- [WHAT YOU SHOULD DO] What you return must match the records word for word.

- [DATA FOR THIS EXERCISE]
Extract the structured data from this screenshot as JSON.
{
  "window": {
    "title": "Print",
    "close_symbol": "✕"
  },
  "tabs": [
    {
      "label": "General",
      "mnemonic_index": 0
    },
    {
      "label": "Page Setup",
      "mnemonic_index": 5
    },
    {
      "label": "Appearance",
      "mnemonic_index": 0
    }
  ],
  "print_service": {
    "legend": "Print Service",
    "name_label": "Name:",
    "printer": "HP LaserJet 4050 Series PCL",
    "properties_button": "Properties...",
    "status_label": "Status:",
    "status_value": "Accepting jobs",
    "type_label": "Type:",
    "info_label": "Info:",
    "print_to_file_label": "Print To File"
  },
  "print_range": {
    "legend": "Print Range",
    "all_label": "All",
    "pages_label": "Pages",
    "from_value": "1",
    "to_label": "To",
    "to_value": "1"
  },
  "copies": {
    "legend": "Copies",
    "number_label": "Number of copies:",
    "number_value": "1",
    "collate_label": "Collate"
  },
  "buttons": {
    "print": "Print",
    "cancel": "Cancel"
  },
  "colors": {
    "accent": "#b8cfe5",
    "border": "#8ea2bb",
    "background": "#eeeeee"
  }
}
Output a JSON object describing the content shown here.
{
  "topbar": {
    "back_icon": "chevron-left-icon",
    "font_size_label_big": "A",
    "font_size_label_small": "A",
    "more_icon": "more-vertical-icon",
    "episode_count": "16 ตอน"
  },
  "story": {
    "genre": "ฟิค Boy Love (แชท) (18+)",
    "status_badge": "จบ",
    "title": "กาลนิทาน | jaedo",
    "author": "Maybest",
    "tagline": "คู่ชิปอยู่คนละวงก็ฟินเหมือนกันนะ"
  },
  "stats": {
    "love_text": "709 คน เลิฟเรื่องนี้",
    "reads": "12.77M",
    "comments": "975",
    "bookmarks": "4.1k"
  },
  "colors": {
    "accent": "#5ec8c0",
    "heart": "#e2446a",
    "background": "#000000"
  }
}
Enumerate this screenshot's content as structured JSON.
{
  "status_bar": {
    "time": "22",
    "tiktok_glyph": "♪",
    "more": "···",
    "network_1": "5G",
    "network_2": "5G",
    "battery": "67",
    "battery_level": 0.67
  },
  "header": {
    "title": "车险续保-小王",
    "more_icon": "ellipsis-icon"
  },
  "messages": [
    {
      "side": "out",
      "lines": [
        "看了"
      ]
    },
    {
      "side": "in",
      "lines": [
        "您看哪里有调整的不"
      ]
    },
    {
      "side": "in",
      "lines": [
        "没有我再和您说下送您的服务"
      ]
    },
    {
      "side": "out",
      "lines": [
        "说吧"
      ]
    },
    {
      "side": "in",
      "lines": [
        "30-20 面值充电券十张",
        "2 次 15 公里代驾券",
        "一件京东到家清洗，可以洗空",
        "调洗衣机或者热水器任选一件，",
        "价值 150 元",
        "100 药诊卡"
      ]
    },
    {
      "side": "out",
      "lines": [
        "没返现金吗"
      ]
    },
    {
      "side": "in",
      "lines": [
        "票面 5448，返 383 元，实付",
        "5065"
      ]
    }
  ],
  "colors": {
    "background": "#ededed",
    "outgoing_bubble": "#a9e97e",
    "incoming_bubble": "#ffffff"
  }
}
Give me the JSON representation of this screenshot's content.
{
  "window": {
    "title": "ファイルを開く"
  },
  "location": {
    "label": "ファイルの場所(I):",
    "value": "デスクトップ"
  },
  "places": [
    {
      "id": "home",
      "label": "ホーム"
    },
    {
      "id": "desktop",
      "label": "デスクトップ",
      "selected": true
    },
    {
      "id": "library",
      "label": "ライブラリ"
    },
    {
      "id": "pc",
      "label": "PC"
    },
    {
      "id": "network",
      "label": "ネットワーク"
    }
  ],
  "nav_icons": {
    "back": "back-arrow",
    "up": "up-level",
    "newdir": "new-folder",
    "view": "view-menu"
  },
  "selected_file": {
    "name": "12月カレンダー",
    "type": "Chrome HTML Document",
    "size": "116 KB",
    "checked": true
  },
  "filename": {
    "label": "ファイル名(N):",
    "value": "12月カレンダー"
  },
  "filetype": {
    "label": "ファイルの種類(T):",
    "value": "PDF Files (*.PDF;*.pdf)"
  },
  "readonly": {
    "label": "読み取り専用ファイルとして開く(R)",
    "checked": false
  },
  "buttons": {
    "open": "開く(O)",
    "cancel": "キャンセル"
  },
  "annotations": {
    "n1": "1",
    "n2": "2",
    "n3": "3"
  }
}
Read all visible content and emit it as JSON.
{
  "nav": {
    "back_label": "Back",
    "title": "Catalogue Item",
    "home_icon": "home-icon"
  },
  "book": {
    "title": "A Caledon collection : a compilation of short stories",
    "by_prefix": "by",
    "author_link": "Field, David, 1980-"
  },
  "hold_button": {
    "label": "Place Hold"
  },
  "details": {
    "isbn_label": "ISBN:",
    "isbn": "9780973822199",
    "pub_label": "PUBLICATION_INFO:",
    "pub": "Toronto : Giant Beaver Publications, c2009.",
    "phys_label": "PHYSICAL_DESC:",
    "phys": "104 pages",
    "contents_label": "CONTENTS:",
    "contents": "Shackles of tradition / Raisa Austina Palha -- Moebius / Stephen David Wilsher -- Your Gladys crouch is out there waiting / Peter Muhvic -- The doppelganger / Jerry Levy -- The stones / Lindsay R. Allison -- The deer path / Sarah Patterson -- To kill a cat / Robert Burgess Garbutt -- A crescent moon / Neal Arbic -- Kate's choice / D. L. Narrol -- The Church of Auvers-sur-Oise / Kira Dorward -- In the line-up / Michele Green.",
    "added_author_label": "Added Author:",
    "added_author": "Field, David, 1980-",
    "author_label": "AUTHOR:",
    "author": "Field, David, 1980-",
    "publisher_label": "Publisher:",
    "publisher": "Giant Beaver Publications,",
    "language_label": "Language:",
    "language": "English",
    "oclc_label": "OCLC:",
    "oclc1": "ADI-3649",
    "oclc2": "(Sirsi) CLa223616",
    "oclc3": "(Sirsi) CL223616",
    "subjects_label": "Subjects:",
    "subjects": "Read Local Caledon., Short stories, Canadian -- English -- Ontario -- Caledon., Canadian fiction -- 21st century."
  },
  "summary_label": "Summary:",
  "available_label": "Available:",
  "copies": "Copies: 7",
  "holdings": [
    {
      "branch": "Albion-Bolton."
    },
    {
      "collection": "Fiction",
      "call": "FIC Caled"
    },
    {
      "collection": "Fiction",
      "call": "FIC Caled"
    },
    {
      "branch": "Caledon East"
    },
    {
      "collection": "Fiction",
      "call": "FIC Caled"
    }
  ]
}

- [ANSWER BELOW]
Extract the structured data from this screenshot as JSON.
{
  "window": {
    "title": "Print",
    "close_symbol": "✕"
  },
  "tabs": [
    {
      "label": "General",
      "mnemonic_index": 0
    },
    {
      "label": "Page Setup",
      "mnemonic_index": 5
    },
    {
      "label": "Appearance",
      "mnemonic_index": 0
    }
  ],
  "print_service": {
    "legend": "Print Service",
    "name_label": "Name:",
    "printer": "HP LaserJet 4050 Series PCL",
    "properties_button": "Properties...",
    "status_label": "Status:",
    "status_value": "Accepting jobs",
    "type_label": "Type:",
    "info_label": "Info:",
    "print_to_file_label": "Print To File"
  },
  "print_range": {
    "legend": "Print Range",
    "all_label": "All",
    "pages_label": "Pages",
    "from_value": "1",
    "to_label": "To",
    "to_value": "1"
  },
  "copies": {
    "legend": "Copies",
    "number_label": "Number of copies:",
    "number_value": "1",
    "collate_label": "Collate"
  },
  "buttons": {
    "print": "Print",
    "cancel": "Cancel"
  },
  "colors": {
    "accent": "#b8cfe5",
    "border": "#8ea2bb",
    "background": "#eeeeee"
  }
}
Output a JSON object describing the content shown here.
{
  "topbar": {
    "back_icon": "chevron-left-icon",
    "font_size_label_big": "A",
    "font_size_label_small": "A",
    "more_icon": "more-vertical-icon",
    "episode_count": "16 ตอน"
  },
  "story": {
    "genre": "ฟิค Boy Love (แชท) (18+)",
    "status_badge": "จบ",
    "title": "กาลนิทาน | jaedo",
    "author": "Maybest",
    "tagline": "คู่ชิปอยู่คนละวงก็ฟินเหมือนกันนะ"
  },
  "stats": {
    "love_text": "709 คน เลิฟเรื่องนี้",
    "reads": "12.77M",
    "comments": "975",
    "bookmarks": "4.1k"
  },
  "colors": {
    "accent": "#5ec8c0",
    "heart": "#e2446a",
    "background": "#000000"
  }
}
Enumerate this screenshot's content as structured JSON.
{
  "status_bar": {
    "time": "22",
    "tiktok_glyph": "♪",
    "more": "···",
    "network_1": "5G",
    "network_2": "5G",
    "battery": "67",
    "battery_level": 0.67
  },
  "header": {
    "title": "车险续保-小王",
    "more_icon": "ellipsis-icon"
  },
  "messages": [
    {
      "side": "out",
      "lines": [
        "看了"
      ]
    },
    {
      "side": "in",
      "lines": [
        "您看哪里有调整的不"
      ]
    },
    {
      "side": "in",
      "lines": [
        "没有我再和您说下送您的服务"
      ]
    },
    {
      "side": "out",
      "lines": [
        "说吧"
      ]
    },
    {
      "side": "in",
      "lines": [
        "30-20 面值充电券十张",
        "2 次 15 公里代驾券",
        "一件京东到家清洗，可以洗空",
        "调洗衣机或者热水器任选一件，",
        "价值 150 元",
        "100 药诊卡"
      ]
    },
    {
      "side": "out",
      "lines": [
        "没返现金吗"
      ]
    },
    {
      "side": "in",
      "lines": [
        "票面 5448，返 383 元，实付",
        "5065"
      ]
    }
  ],
  "colors": {
    "background": "#ededed",
    "outgoing_bubble": "#a9e97e",
    "incoming_bubble": "#ffffff"
  }
}
Give me the JSON representation of this screenshot's content.
{
  "window": {
    "title": "ファイルを開く"
  },
  "location": {
    "label": "ファイルの場所(I):",
    "value": "デスクトップ"
  },
  "places": [
    {
      "id": "home",
      "label": "ホーム"
    },
    {
      "id": "desktop",
      "label": "デスクトップ",
      "selected": true
    },
    {
      "id": "library",
      "label": "ライブラリ"
    },
    {
      "id": "pc",
      "label": "PC"
    },
    {
      "id": "network",
      "label": "ネットワーク"
    }
  ],
  "nav_icons": {
    "back": "back-arrow",
    "up": "up-level",
    "newdir": "new-folder",
    "view": "view-menu"
  },
  "selected_file": {
    "name": "12月カレンダー",
    "type": "Chrome HTML Document",
    "size": "116 KB",
    "checked": true
  },
  "filename": {
    "label": "ファイル名(N):",
    "value": "12月カレンダー"
  },
  "filetype": {
    "label": "ファイルの種類(T):",
    "value": "PDF Files (*.PDF;*.pdf)"
  },
  "readonly": {
    "label": "読み取り専用ファイルとして開く(R)",
    "checked": false
  },
  "buttons": {
    "open": "開く(O)",
    "cancel": "キャンセル"
  },
  "annotations": {
    "n1": "1",
    "n2": "2",
    "n3": "3"
  }
}
Read all visible content and emit it as JSON.
{
  "nav": {
    "back_label": "Back",
    "title": "Catalogue Item",
    "home_icon": "home-icon"
  },
  "book": {
    "title": "A Caledon collection : a compilation of short stories",
    "by_prefix": "by",
    "author_link": "Field, David, 1980-"
  },
  "hold_button": {
    "label": "Place Hold"
  },
  "details": {
    "isbn_label": "ISBN:",
    "isbn": "9780973822199",
    "pub_label": "PUBLICATION_INFO:",
    "pub": "Toronto : Giant Beaver Publications, c2009.",
    "phys_label": "PHYSICAL_DESC:",
    "phys": "104 pages",
    "contents_label": "CONTENTS:",
    "contents": "Shackles of tradition / Raisa Austina Palha -- Moebius / Stephen David Wilsher -- Your Gladys crouch is out there waiting / Peter Muhvic -- The doppelganger / Jerry Levy -- The stones / Lindsay R. Allison -- The deer path / Sarah Patterson -- To kill a cat / Robert Burgess Garbutt -- A crescent moon / Neal Arbic -- Kate's choice / D. L. Narrol -- The Church of Auvers-sur-Oise / Kira Dorward -- In the line-up / Michele Green.",
    "added_author_label": "Added Author:",
    "added_author": "Field, David, 1980-",
    "author_label": "AUTHOR:",
    "author": "Field, David, 1980-",
    "publisher_label": "Publisher:",
    "publisher": "Giant Beaver Publications,",
    "language_label": "Language:",
    "language": "English",
    "oclc_label": "OCLC:",
    "oclc1": "ADI-3649",
    "oclc2": "(Sirsi) CLa223616",
    "oclc3": "(Sirsi) CL223616",
    "subjects_label": "Subjects:",
    "subjects": "Read Local Caledon., Short stories, Canadian -- English -- Ontario -- Caledon., Canadian fiction -- 21st century."
  },
  "summary_label": "Summary:",
  "available_label": "Available:",
  "copies": "Copies: 7",
  "holdings": [
    {
      "branch": "Albion-Bolton."
    },
    {
      "collection": "Fiction",
      "call": "FIC Caled"
    },
    {
      "collection": "Fiction",
      "call": "FIC Caled"
    },
    {
      "branch": "Caledon East"
    },
    {
      "collection": "Fiction",
      "call": "FIC Caled"
    }
  ]
}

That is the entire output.